From a developer point of view, having a law that mandate the preferential use of free software, seems to be attacking the wrong side of the problem...
Governments and companies do not get locked into a vendor or a platform simply because they use closed software. They get locked because they develop their own applications tied to a specific product, be it a free product, or a proprietary product. Once all your applications are written to a product, and all your data is saved into a product-specific format, to move to another offering (free or proprietary) is a big effort. And the longer you do it, eventually it gets near to impossible - and you're locked. Vendors know this, and promote it as much as they can. And although free software makes you less dependent on the vendor, it does not necessarily keeps you from getting locked into a product...
Governments usually develop many applications. Some of then are large, complex, and affects huge amounts of people. And the amount of data generated by a large government as Brazil is almost scary. And the fact that those applications and data are usually tied to a product is the main obstacle to the adoption of free software, and one that cannot be simply dispelled by laws.
That's why governments would be better off defining laws or policies to guarantee that applications developed to or by the government are based on open standards, and that all data is saved into open formats, always focusing in keeping the government owned software effectively free of product lock-in.
Since we know that the use of free software is good for the government, the use of open standards, that can be implemented as free software, gives us a better way of promoting free software use. Once applications are free from specific products, it is a lot easier to replace closed products for free implementations, giving free software implementations a real chance to compete and to show their technical advantages. Defending free software on their technical merits is a much stronger argument to governments and companies. Keeping our applications ready to benefit from free software implementations favors free software even in the (quite common) case were the free implementation is still being developed.
If governments want to adopt free software, they are better off attacking the right side of the problem, and focusing on developing their applications to open standards, as a way of not be locked into products, be them free or closed software.

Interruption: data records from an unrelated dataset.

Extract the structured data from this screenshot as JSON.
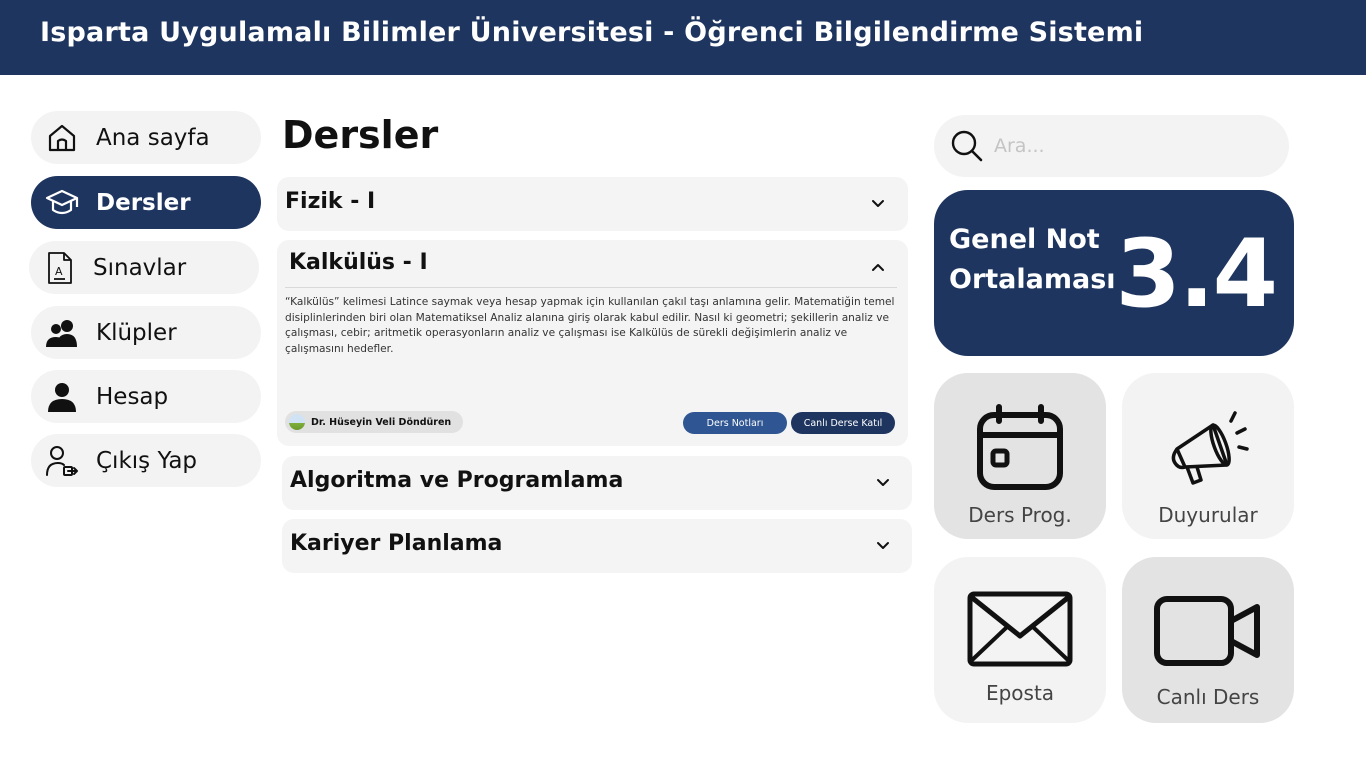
{
  "header": {
    "title": "Isparta Uygulamalı Bilimler Üniversitesi - Öğrenci Bilgilendirme Sistemi"
  },
  "sidebar": {
    "items": [
      {
        "label": "Ana sayfa",
        "icon": "home-icon",
        "active": false
      },
      {
        "label": "Dersler",
        "icon": "graduation-cap-icon",
        "active": true
      },
      {
        "label": "Sınavlar",
        "icon": "exam-document-icon",
        "active": false
      },
      {
        "label": "Klüpler",
        "icon": "group-icon",
        "active": false
      },
      {
        "label": "Hesap",
        "icon": "user-icon",
        "active": false
      },
      {
        "label": "Çıkış Yap",
        "icon": "logout-icon",
        "active": false
      }
    ]
  },
  "main": {
    "title": "Dersler",
    "courses": [
      {
        "name": "Fizik - I",
        "expanded": false
      },
      {
        "name": "Kalkülüs - I",
        "expanded": true,
        "description": "“Kalkülüs” kelimesi Latince saymak veya hesap yapmak için kullanılan çakıl taşı anlamına gelir. Matematiğin temel disiplinlerinden biri olan Matematiksel Analiz alanına giriş olarak kabul edilir. Nasıl ki geometri; şekillerin analiz ve çalışması, cebir; aritmetik operasyonların analiz ve çalışması ise Kalkülüs de sürekli değişimlerin analiz ve çalışmasını hedefler.",
        "teacher": "Dr. Hüseyin Veli Döndüren",
        "notes_button": "Ders Notları",
        "join_button": "Canlı Derse Katıl"
      },
      {
        "name": "Algoritma ve Programlama",
        "expanded": false
      },
      {
        "name": "Kariyer Planlama",
        "expanded": false
      }
    ]
  },
  "search": {
    "placeholder": "Ara..."
  },
  "gpa": {
    "label": "Genel Not Ortalaması",
    "value": "3.4"
  },
  "tiles": [
    {
      "label": "Ders Prog.",
      "icon": "calendar-icon"
    },
    {
      "label": "Duyurular",
      "icon": "megaphone-icon"
    },
    {
      "label": "Eposta",
      "icon": "envelope-icon"
    },
    {
      "label": "Canlı Ders",
      "icon": "video-camera-icon"
    }
  ],
  "colors": {
    "primary": "#1e3560",
    "button_notes": "#2f5693",
    "button_join": "#1e3560",
    "panel": "#f3f3f3"
  }
}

|Working with Java since the early days, Bruno F. Souza has become the number one Java Evangelist in Brazil, responsible for hundreds of Java presentations throughout the country. As a Java consultant, Bruno helped some of the largest Java projects in Brazil to became a reality, and as the founder and coordinator of Brazil's largest Java User Group (SouJava - the Java Users Society), Bruno helped drive the growth of the Brazilian Java community.|